START Available data

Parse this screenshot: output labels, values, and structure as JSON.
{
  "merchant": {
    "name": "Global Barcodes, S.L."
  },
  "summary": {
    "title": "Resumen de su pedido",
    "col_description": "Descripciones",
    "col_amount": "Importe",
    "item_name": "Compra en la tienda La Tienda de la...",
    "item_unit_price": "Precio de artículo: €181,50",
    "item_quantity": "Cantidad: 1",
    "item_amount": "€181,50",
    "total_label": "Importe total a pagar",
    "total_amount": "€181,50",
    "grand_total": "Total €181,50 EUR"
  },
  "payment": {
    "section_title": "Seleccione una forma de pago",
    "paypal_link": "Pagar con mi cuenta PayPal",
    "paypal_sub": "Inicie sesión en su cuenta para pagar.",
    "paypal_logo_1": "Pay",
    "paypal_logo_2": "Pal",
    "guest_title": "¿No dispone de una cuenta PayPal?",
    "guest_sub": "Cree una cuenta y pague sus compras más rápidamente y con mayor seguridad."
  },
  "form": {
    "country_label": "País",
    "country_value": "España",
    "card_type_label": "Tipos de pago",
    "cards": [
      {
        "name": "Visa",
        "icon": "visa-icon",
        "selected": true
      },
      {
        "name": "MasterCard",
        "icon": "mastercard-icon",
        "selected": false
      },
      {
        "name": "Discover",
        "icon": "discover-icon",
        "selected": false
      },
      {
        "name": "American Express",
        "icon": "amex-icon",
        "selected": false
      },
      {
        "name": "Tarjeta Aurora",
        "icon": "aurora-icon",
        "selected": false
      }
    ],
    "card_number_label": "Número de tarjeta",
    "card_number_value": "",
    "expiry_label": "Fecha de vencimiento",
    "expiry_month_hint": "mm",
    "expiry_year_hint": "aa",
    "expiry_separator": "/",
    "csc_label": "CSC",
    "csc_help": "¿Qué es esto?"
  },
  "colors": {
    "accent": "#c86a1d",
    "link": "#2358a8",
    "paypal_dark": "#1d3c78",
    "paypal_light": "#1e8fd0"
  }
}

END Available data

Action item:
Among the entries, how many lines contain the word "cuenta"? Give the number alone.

Exercise response:
4